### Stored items
◆ ◆ ◆ ◆
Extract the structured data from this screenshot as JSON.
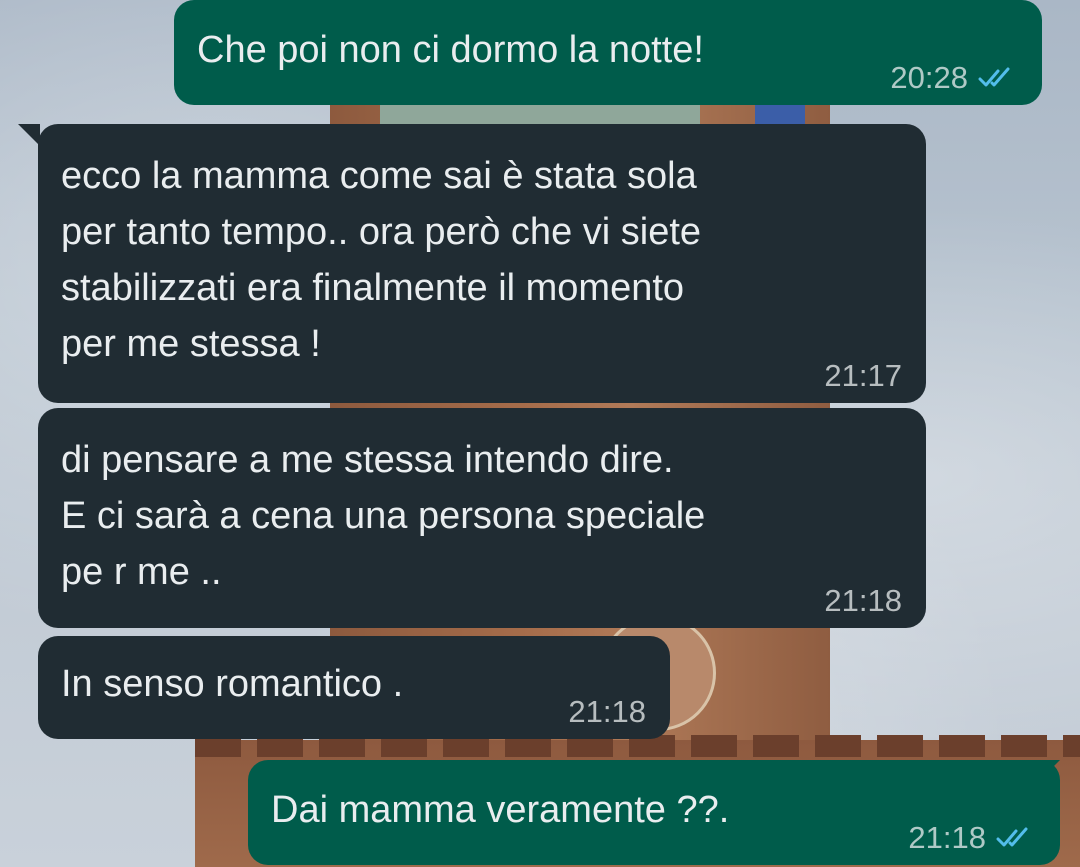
{
  "background": {
    "description_icon": "photo-background-icon"
  },
  "colors": {
    "outgoing_bubble": "#005c4b",
    "incoming_bubble": "#202c33",
    "text": "#e9edef",
    "read_ticks": "#53bdeb"
  },
  "messages": [
    {
      "id": "m1",
      "direction": "outgoing",
      "text": "Che poi non ci dormo la notte!",
      "time": "20:28",
      "status": "read"
    },
    {
      "id": "m2",
      "direction": "incoming",
      "text": "ecco la mamma come sai è stata sola\nper tanto tempo.. ora però che vi siete\nstabilizzati era finalmente il momento\nper me stessa !",
      "time": "21:17"
    },
    {
      "id": "m3",
      "direction": "incoming",
      "text": "di pensare a me stessa intendo dire.\nE ci sarà a cena una persona speciale\npe r me ..",
      "time": "21:18"
    },
    {
      "id": "m4",
      "direction": "incoming",
      "text": "In senso romantico .",
      "time": "21:18"
    },
    {
      "id": "m5",
      "direction": "outgoing",
      "text": "Dai mamma veramente ??.",
      "time": "21:18",
      "status": "read"
    }
  ]
}
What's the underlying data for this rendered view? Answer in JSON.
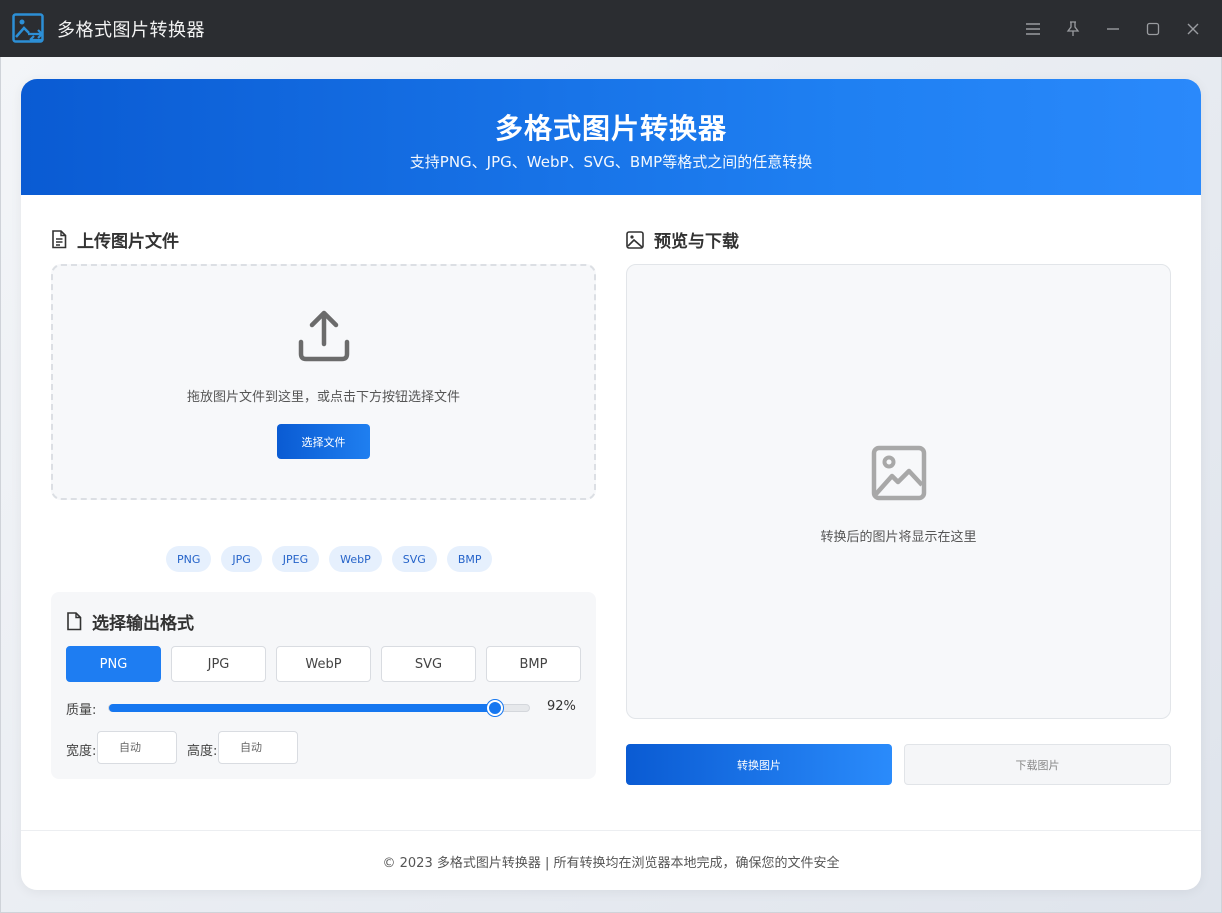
{
  "window": {
    "title": "多格式图片转换器",
    "controls": [
      "menu-icon",
      "pin-icon",
      "minimize-icon",
      "maximize-icon",
      "close-icon"
    ]
  },
  "hero": {
    "title": "多格式图片转换器",
    "subtitle": "支持PNG、JPG、WebP、SVG、BMP等格式之间的任意转换"
  },
  "upload": {
    "title": "上传图片文件",
    "hint": "拖放图片文件到这里，或点击下方按钮选择文件",
    "button": "选择文件",
    "supported": [
      "PNG",
      "JPG",
      "JPEG",
      "WebP",
      "SVG",
      "BMP"
    ]
  },
  "output": {
    "title": "选择输出格式",
    "formats": [
      "PNG",
      "JPG",
      "WebP",
      "SVG",
      "BMP"
    ],
    "selected": "PNG",
    "quality_label": "质量:",
    "quality_value": 92,
    "quality_display": "92%",
    "width_label": "宽度:",
    "width_placeholder": "自动",
    "height_label": "高度:",
    "height_placeholder": "自动"
  },
  "preview": {
    "title": "预览与下载",
    "hint": "转换后的图片将显示在这里",
    "convert_button": "转换图片",
    "download_button": "下载图片"
  },
  "footer": {
    "text": "© 2023 多格式图片转换器 | 所有转换均在浏览器本地完成，确保您的文件安全"
  },
  "colors": {
    "accent": "#1e7df2",
    "titlebar": "#2b2d31",
    "hero_start": "#0a5bd3",
    "hero_end": "#2a89fb"
  }
}
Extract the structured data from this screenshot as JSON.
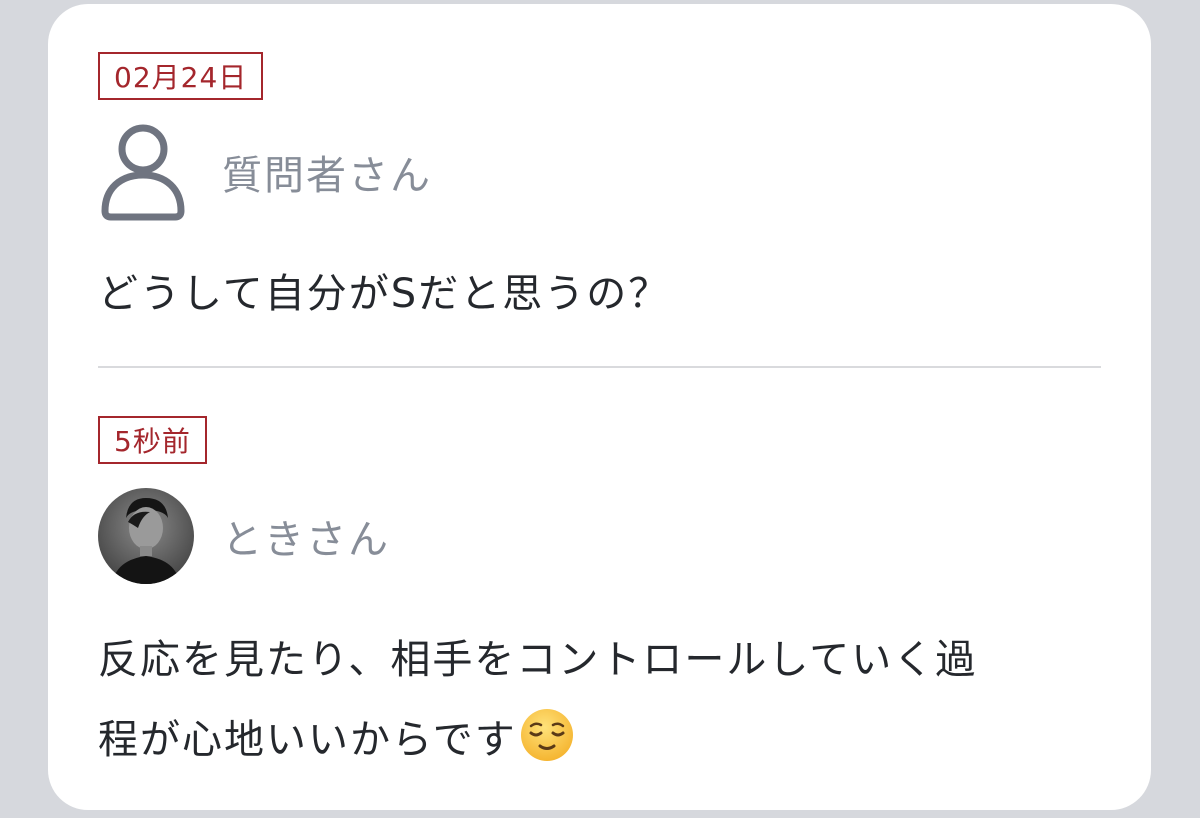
{
  "question": {
    "date": "02月24日",
    "user_name": "質問者さん",
    "text": "どうして自分がSだと思うの？"
  },
  "answer": {
    "date": "5秒前",
    "user_name": "ときさん",
    "text_line1": "反応を見たり、相手をコントロールしていく過",
    "text_line2": "程が心地いいからです"
  },
  "colors": {
    "accent": "#a4262c",
    "name_gray": "#878d98",
    "text": "#25282d",
    "background": "#d6d8dd"
  },
  "icons": {
    "question_user": "person-outline-icon",
    "emoji": "relieved-face-emoji"
  }
}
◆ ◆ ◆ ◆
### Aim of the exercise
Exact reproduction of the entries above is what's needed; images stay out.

### Exercise solution
Extract the structured data from this screenshot as JSON.
{
  "background": {
    "description_icon": "photo-background-icon"
  },
  "colors": {
    "outgoing_bubble": "#005c4b",
    "incoming_bubble": "#202c33",
    "text": "#e9edef",
    "read_ticks": "#53bdeb"
  },
  "messages": [
    {
      "id": "m1",
      "direction": "outgoing",
      "text": "Che poi non ci dormo la notte!",
      "time": "20:28",
      "status": "read"
    },
    {
      "id": "m2",
      "direction": "incoming",
      "text": "ecco la mamma come sai è stata sola\nper tanto tempo.. ora però che vi siete\nstabilizzati era finalmente il momento\nper me stessa !",
      "time": "21:17"
    },
    {
      "id": "m3",
      "direction": "incoming",
      "text": "di pensare a me stessa intendo dire.\nE ci sarà a cena una persona speciale\npe r me ..",
      "time": "21:18"
    },
    {
      "id": "m4",
      "direction": "incoming",
      "text": "In senso romantico .",
      "time": "21:18"
    },
    {
      "id": "m5",
      "direction": "outgoing",
      "text": "Dai mamma veramente ??.",
      "time": "21:18",
      "status": "read"
    }
  ]
}
What's the underlying data for this rendered view? Answer in JSON.
{
  "window": {
    "title": "多格式图片转换器",
    "controls": [
      "menu-icon",
      "pin-icon",
      "minimize-icon",
      "maximize-icon",
      "close-icon"
    ]
  },
  "hero": {
    "title": "多格式图片转换器",
    "subtitle": "支持PNG、JPG、WebP、SVG、BMP等格式之间的任意转换"
  },
  "upload": {
    "title": "上传图片文件",
    "hint": "拖放图片文件到这里，或点击下方按钮选择文件",
    "button": "选择文件",
    "supported": [
      "PNG",
      "JPG",
      "JPEG",
      "WebP",
      "SVG",
      "BMP"
    ]
  },
  "output": {
    "title": "选择输出格式",
    "formats": [
      "PNG",
      "JPG",
      "WebP",
      "SVG",
      "BMP"
    ],
    "selected": "PNG",
    "quality_label": "质量:",
    "quality_value": 92,
    "quality_display": "92%",
    "width_label": "宽度:",
    "width_placeholder": "自动",
    "height_label": "高度:",
    "height_placeholder": "自动"
  },
  "preview": {
    "title": "预览与下载",
    "hint": "转换后的图片将显示在这里",
    "convert_button": "转换图片",
    "download_button": "下载图片"
  },
  "footer": {
    "text": "© 2023 多格式图片转换器 | 所有转换均在浏览器本地完成，确保您的文件安全"
  },
  "colors": {
    "accent": "#1e7df2",
    "titlebar": "#2b2d31",
    "hero_start": "#0a5bd3",
    "hero_end": "#2a89fb"
  }
}
Extract the structured data from this screenshot as JSON.
{
  "question": {
    "date": "02月24日",
    "user_name": "質問者さん",
    "text": "どうして自分がSだと思うの？"
  },
  "answer": {
    "date": "5秒前",
    "user_name": "ときさん",
    "text_line1": "反応を見たり、相手をコントロールしていく過",
    "text_line2": "程が心地いいからです"
  },
  "colors": {
    "accent": "#a4262c",
    "name_gray": "#878d98",
    "text": "#25282d",
    "background": "#d6d8dd"
  },
  "icons": {
    "question_user": "person-outline-icon",
    "emoji": "relieved-face-emoji"
  }
}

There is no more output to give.